At the core of NIDDK’s mission, we seek to improve people’s health and quality of life through medical research. From basic science to clinical trials, the work we conduct and fund is key to that vision. But it is not the only way NIDDK advances science to help people.
We also seek to translate, in a variety of ways, both basic and clinical discoveries into resources that can directly improve public health. As you can read about in this issue, through our Technology Advancement Office, we assist our intramural researchers in bringing potentially life-saving medical products to the people who need them by patenting inventions and partnering with industry in ways that enable the public to reap the benefits. This office also helps our extramural endeavors to partner with industry, often to enable clinical trials.
We also support opportunities for small business through our Small Business Innovation Research (SBIR) program and opportunities for collaboration between academic investigators and small businesses through the Small Business Technology Transfer (STTR) program, which have set-aside funding to help small businesses transform health research innovations into commercial realities.
On the subject of translation, this year marks the 20th anniversary of the landmark Diabetes Prevention Program, or DPP, the results of which have been translated into educational resources and lifestyle intervention programs across the United States. This program illustrates an essential role of NIH: We fund and conduct research to improve public health that industry might never sponsor. In the case of the DPP, both of its very successful interventions—lifestyle change and the generic drug metformin—would not have been profit-drivers, but have significantly delayed or prevented type 2 diabetes after an average follow-up of 14 years. They also have been cost-effective.

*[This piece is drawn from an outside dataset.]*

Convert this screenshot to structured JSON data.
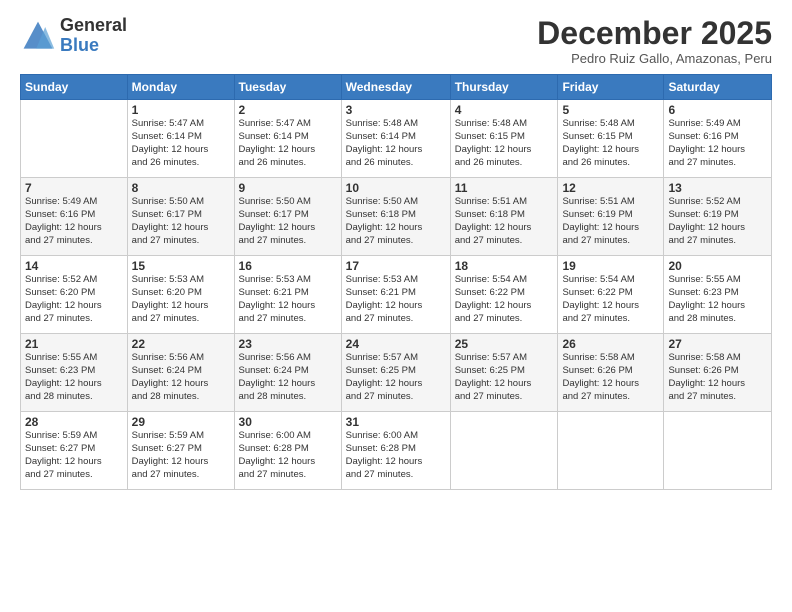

The Technology Advancement Office, SBIR/STTR programs and the DPP illustrate the many ways NIDDK has found to foster collaboration, so important findings reach far beyond labs and health-care offices and into the lives and homes of people that need them.